[[ Data records open ]]

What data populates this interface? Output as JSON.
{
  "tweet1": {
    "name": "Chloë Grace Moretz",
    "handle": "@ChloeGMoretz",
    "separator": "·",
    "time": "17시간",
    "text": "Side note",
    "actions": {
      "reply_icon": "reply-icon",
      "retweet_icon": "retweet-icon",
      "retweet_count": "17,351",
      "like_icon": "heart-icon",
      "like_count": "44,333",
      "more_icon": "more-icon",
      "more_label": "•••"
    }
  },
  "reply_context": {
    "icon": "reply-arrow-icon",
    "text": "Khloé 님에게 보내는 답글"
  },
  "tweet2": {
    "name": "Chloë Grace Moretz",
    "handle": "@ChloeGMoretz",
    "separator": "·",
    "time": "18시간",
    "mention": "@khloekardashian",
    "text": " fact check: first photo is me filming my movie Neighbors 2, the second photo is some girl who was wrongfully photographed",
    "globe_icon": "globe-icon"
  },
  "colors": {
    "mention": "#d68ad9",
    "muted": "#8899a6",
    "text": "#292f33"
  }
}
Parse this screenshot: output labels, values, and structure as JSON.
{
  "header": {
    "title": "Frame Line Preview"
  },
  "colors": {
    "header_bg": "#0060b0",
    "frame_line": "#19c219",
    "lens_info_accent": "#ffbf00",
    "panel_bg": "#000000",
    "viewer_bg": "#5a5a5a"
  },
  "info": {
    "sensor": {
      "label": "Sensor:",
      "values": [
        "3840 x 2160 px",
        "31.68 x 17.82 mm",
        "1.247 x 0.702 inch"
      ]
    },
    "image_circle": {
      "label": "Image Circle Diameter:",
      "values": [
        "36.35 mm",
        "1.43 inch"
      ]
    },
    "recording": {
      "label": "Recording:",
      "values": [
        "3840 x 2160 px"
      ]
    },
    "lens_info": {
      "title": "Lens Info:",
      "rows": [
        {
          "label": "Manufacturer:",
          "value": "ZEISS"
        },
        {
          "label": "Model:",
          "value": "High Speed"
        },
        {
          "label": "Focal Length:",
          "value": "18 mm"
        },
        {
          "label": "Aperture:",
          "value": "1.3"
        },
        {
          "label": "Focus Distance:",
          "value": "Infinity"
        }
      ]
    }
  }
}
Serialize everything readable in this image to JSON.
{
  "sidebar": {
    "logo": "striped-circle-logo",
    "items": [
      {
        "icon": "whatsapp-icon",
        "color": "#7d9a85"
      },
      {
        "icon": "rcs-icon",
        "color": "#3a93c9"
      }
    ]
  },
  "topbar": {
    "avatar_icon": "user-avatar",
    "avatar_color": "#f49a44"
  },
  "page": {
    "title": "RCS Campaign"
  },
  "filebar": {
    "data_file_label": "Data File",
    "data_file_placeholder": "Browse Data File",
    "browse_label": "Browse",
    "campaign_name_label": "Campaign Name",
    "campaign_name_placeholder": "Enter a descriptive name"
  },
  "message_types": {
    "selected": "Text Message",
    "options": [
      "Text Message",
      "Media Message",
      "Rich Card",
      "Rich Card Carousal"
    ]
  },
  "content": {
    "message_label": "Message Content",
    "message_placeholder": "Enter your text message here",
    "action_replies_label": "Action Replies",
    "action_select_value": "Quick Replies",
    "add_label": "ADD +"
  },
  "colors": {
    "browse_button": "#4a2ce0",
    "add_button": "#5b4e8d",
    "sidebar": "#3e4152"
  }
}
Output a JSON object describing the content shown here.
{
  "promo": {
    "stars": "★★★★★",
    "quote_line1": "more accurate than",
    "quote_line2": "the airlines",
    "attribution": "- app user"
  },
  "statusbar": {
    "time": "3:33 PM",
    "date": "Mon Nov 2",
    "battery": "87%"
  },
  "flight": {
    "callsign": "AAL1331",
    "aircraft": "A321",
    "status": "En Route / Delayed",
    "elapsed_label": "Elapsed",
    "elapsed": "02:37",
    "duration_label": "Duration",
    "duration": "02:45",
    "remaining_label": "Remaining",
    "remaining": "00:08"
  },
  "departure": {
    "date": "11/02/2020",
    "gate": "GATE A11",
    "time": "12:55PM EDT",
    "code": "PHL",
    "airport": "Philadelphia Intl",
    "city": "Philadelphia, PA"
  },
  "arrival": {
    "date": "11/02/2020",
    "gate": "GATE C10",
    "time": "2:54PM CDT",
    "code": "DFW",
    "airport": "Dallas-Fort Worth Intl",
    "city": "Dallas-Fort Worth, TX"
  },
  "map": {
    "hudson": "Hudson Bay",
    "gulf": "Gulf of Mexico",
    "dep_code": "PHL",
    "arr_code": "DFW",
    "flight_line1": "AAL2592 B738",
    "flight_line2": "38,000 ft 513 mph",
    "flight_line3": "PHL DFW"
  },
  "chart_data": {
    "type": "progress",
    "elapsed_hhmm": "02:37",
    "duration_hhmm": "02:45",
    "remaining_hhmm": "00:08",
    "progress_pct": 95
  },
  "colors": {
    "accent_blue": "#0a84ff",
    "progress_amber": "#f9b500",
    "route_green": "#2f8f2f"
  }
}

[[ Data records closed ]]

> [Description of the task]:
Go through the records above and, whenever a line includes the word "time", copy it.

> [Exercise response]:
    "time": "17시간",
    "time": "18시간",
    "time": "3:33 PM",
    "time": "12:55PM EDT",
    "time": "2:54PM CDT",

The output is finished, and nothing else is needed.